Three psychiatric patients detained in Rampton top security hospital in Nottinghamshire yesterday lost a high court test case for the right to continue smoking. Judges ruled the ban was justified for “health and security” reasons.
It is estimated that 70% of patients in psychiatric hospital smoke, and 50% are heavy smokers. This compares with 25% and 9%, respectively, of non-patients.
In a survey of 135 inpatients on 13 mental health wards at Mersey Care NHS Trust, just three per cent supported a complete smoking ban inside and on hospital premises.
One in ten (14%) thought there should be a complete ban inside only. Seven in ten (71%) supported having designated smoking areas.
Smoking was banned last year in all enclosed public and work. A exemption for mental health units ends on July 1. Until then, they may continue to have a designated smoking room.
While 90% of the general public believe smoking should be banned in public places, only 50% of the study’s patients agreed.
Two years ago Kings Fund research found almost all mental health nurses do not want smoking banned in psychiatric wards, often because they fear that it would spark aggression from patients.
Smoking policy should be “more lenient” in psychiatric units, argue the authors of the Psychiatric Bulletin study.
Drs Jennifer Smith and Charlotte O’Callaghan suggest psychiatric units should either build external unenclosed smoking shelters or an outdoor smoking area leading off from, and visible from, wards. This would mean that patients deemed too ill to go outside would still be viewable when smoking.
“The fact that this study showed a large difference between those wanting a total smoking ban inside hospital buildings (14%) and those supporting the government ban on smoking in public places (54%) may reflect views that smoking policy should be more lenient in psychiatric units,” wrote Drs Smith and O’Callaghan.
Human rights lawyers acting for Rampton patients had argued that they would be the only group of people in the country banned from smoking “in the privacy of their home”, because, unlike patients at other hospitals, many were not allowed outdoors to smoke.
Barrister Paul Bowen said others whose homes are in public spaces, such as soldiers and care home patients, will still be able to smoke under special exemptions.
But Rampton patients face a total ban that amounts to unfair and unlawful discrimination, he said.
The patients were refused permission to appeal, but can still ask the court of appeal itself to consider their case because of its important legal implications.

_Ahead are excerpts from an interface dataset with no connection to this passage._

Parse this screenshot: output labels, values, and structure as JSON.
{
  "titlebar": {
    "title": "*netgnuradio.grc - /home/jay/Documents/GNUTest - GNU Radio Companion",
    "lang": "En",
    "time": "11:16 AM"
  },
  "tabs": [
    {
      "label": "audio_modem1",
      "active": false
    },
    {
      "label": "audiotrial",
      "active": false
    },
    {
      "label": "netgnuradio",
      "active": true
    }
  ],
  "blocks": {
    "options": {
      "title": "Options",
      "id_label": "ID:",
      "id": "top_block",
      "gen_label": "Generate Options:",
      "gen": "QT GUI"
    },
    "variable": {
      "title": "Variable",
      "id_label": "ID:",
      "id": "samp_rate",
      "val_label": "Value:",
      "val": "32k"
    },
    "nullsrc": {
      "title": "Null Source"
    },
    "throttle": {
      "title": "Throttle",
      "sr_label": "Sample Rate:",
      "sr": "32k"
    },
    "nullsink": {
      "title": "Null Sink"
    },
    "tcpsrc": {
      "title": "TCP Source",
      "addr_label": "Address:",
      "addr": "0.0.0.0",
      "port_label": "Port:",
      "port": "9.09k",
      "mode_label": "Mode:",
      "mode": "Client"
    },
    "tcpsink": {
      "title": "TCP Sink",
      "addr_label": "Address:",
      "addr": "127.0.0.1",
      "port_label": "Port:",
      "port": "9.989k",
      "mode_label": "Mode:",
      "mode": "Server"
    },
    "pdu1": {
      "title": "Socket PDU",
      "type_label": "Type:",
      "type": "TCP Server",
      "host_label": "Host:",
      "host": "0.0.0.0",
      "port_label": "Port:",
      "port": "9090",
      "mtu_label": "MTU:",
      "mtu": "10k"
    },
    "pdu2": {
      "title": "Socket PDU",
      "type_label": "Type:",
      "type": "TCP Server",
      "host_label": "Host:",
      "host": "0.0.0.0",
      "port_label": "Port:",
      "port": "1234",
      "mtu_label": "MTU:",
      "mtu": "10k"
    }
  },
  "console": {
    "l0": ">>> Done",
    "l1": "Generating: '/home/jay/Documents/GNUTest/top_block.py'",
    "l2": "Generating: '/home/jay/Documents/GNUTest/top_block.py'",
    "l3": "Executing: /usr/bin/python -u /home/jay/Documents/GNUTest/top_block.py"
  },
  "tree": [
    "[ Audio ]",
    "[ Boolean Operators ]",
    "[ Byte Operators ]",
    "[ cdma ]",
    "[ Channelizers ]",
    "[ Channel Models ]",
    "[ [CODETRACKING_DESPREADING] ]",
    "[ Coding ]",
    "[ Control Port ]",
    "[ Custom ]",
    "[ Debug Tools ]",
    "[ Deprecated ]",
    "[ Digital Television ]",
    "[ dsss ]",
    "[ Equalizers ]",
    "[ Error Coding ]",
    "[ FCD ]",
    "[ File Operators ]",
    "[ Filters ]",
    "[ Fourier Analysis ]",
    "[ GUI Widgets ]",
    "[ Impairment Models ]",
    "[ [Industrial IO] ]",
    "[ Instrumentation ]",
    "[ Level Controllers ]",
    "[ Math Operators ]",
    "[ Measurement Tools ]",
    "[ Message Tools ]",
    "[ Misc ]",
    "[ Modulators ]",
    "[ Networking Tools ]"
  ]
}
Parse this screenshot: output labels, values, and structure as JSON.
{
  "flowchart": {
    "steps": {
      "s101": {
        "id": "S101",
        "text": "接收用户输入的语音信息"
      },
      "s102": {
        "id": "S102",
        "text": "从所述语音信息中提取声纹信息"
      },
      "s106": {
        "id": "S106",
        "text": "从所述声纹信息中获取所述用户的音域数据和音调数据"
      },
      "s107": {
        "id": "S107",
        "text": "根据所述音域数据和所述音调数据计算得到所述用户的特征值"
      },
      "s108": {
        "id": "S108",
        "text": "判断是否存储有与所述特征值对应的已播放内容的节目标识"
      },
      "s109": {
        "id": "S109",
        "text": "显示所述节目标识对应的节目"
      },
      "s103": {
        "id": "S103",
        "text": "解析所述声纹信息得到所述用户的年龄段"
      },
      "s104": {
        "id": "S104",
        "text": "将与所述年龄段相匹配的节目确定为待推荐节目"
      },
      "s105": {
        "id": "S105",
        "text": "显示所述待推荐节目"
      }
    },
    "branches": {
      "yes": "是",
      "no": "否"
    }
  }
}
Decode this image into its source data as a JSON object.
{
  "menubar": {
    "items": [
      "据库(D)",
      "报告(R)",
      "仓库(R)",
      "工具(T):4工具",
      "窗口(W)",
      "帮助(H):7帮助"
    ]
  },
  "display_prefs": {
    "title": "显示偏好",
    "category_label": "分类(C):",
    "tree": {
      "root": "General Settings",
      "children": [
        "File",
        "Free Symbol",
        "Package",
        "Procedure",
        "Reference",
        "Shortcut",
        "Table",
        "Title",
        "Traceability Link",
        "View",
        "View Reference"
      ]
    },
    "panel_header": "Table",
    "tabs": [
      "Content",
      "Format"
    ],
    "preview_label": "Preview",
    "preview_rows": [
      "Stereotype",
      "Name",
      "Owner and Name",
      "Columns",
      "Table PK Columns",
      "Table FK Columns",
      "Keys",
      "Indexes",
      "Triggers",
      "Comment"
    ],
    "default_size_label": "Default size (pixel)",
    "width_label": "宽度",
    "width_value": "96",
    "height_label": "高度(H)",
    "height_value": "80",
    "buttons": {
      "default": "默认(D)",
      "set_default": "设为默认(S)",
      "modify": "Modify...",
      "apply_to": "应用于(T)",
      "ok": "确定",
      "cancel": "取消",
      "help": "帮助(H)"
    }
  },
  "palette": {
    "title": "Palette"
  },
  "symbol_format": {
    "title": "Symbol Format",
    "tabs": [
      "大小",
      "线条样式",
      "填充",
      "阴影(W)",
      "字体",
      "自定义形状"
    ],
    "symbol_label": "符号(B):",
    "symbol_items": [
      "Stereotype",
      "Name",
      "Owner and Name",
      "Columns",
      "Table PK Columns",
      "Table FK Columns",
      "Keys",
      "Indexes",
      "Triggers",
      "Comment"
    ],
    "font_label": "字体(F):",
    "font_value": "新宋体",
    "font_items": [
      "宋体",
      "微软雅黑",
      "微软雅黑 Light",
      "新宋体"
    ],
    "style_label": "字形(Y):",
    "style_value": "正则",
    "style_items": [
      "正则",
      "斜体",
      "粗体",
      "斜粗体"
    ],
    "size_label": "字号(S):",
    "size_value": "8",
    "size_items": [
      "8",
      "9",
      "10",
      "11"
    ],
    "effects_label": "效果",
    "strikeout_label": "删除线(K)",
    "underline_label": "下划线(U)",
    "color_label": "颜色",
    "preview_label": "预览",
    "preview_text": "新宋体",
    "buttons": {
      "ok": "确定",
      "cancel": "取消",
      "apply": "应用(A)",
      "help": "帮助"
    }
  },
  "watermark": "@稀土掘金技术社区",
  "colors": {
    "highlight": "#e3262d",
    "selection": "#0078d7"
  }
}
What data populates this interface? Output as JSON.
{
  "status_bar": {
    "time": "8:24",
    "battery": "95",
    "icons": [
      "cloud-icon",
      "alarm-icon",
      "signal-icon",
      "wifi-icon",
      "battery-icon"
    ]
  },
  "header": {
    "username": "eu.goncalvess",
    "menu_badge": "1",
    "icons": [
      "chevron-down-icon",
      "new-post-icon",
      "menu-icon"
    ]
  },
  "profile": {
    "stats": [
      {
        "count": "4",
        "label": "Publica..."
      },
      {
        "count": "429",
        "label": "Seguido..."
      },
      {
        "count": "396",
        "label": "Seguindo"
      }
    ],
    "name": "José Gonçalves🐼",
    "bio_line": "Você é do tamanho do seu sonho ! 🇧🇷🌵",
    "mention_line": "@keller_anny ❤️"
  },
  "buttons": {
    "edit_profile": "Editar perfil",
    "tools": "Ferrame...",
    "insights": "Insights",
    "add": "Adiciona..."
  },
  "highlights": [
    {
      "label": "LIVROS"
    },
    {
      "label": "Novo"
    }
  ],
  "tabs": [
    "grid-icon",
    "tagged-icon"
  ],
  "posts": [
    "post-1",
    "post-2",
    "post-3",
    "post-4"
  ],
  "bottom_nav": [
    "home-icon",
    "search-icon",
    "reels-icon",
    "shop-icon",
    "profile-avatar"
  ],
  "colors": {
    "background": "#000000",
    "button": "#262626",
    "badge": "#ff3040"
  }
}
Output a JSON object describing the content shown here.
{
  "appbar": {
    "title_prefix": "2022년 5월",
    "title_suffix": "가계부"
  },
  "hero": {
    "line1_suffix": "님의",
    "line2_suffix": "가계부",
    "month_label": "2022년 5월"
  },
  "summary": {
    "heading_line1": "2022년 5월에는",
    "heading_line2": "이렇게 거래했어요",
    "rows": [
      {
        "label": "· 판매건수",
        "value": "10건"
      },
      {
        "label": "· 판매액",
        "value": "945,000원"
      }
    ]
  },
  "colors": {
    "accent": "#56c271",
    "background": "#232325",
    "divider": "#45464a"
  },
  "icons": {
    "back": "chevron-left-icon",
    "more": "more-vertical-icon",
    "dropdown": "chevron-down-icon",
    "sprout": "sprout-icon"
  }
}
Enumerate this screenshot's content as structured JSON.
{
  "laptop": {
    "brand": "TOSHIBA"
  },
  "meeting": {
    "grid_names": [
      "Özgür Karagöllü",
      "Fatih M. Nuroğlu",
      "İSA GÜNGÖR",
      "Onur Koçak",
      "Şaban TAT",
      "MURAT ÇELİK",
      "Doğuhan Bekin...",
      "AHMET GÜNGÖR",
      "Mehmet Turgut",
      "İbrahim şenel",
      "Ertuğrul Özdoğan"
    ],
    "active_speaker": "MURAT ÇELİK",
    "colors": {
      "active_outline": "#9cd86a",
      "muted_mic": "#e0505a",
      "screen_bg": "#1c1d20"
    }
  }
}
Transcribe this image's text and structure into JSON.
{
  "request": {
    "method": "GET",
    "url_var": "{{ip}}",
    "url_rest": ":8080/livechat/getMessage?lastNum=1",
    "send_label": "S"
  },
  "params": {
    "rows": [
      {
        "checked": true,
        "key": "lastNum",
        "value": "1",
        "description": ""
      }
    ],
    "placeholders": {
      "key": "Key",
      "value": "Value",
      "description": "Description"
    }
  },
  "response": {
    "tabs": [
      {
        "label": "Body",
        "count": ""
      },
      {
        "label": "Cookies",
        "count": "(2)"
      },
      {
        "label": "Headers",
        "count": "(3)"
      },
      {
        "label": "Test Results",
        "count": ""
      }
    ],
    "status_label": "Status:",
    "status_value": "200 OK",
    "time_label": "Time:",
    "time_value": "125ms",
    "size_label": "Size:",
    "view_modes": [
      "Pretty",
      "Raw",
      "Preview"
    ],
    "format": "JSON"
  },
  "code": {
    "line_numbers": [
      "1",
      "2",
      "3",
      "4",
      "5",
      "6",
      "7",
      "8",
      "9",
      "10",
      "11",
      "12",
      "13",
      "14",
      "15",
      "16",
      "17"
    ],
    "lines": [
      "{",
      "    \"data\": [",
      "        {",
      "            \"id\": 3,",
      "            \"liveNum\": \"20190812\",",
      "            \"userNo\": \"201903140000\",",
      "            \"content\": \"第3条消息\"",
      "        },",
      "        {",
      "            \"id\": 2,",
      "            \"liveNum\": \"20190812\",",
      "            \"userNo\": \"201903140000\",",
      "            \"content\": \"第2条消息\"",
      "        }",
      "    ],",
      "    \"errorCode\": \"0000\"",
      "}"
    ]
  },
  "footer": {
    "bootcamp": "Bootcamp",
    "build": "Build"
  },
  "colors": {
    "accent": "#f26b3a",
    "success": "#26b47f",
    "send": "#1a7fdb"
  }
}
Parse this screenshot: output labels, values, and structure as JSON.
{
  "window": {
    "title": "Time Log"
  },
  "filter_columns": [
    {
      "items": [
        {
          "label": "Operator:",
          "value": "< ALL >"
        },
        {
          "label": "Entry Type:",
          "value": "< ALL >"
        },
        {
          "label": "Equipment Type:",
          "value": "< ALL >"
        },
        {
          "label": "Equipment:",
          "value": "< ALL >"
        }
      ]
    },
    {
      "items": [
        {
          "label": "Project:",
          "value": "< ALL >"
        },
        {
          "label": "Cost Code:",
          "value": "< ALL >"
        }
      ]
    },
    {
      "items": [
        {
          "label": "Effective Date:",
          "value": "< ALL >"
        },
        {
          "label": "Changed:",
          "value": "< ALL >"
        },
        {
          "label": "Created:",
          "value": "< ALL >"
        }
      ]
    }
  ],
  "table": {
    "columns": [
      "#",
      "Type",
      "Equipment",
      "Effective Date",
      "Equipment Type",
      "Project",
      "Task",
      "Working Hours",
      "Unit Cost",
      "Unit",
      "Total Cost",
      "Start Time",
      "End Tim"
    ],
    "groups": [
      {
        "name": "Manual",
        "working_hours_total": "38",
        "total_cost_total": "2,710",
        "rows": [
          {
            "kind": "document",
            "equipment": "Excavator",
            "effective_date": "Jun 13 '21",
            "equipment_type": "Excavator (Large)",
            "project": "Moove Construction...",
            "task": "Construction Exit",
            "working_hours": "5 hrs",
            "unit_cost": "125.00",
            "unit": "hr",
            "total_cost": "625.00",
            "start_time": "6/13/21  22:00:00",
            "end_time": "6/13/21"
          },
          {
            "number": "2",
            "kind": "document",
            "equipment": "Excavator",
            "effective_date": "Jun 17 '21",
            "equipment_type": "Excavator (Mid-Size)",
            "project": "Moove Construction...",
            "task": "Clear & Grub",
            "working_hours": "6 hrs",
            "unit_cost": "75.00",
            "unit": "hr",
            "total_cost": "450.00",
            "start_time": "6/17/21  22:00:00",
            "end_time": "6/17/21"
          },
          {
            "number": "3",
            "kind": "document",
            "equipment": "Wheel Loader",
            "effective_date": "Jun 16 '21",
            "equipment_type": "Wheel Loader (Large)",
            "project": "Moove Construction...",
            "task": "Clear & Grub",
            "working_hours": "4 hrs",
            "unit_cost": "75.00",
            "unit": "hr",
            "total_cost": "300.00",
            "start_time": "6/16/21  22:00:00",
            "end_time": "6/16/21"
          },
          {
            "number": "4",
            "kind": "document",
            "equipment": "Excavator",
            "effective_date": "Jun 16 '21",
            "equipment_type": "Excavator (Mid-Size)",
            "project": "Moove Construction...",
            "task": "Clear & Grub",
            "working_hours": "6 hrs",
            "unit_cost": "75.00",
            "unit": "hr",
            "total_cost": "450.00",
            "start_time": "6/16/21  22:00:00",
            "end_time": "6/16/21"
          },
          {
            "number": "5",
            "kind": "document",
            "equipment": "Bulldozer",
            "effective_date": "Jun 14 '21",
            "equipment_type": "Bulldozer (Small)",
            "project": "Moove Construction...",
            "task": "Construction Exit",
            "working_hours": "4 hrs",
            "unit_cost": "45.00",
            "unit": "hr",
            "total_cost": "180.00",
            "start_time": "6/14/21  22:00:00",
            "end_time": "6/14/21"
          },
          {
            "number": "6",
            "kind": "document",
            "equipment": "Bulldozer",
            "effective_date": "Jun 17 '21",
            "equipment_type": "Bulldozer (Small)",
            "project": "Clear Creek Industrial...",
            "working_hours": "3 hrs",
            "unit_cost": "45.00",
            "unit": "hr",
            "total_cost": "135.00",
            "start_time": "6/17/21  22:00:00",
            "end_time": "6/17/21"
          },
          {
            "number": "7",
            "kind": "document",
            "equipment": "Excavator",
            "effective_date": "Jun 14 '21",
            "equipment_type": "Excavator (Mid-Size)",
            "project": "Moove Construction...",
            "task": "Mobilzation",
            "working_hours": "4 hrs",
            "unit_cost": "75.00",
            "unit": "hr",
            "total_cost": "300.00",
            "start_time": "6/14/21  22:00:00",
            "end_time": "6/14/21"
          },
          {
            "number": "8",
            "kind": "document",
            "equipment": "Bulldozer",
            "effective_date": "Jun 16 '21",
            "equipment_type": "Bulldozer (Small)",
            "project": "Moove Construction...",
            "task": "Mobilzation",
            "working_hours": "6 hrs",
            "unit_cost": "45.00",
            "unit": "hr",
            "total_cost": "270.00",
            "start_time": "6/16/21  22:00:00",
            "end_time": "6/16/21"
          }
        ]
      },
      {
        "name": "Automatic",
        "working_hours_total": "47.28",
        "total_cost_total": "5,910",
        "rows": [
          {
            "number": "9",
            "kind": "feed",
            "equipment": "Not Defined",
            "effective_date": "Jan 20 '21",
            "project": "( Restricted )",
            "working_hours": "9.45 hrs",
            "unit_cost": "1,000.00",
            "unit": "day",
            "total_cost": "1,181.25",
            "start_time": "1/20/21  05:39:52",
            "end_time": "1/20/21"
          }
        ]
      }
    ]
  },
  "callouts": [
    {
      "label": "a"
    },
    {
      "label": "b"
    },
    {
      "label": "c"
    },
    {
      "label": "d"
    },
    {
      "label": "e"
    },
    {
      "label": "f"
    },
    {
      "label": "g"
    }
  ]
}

The judges also rejected allegations that the smoking ban, introduced at Rampton in April last year by Nottinghamshire Healthcare NHS Trust, was inflexible because no exemptions had been granted.
Evidence showed the ban was not having a de-stabilising effect on patients, said the judges.
Lord Justice Pill said: “There is very strong evidence that smoking causes disease and endangers the health of the smokers themselves and other people who live and work in their vicinity.”
The judge added the smoking ban was also justified by security difficulties posed by allowing patients – many of whom have “dangerous, violent or criminal propensities” – to smoke outside in Rampton’s grounds.
“Like other hospitals, it is smoke-free. Both health and security considerations justify the ban even though smoking in the grounds, which may be possible at other hospitals, is not feasible at Rampton,” said Lord Justice Pill in a decision made with Mr Justice Silber.
Patients can be detained at Rampton for years.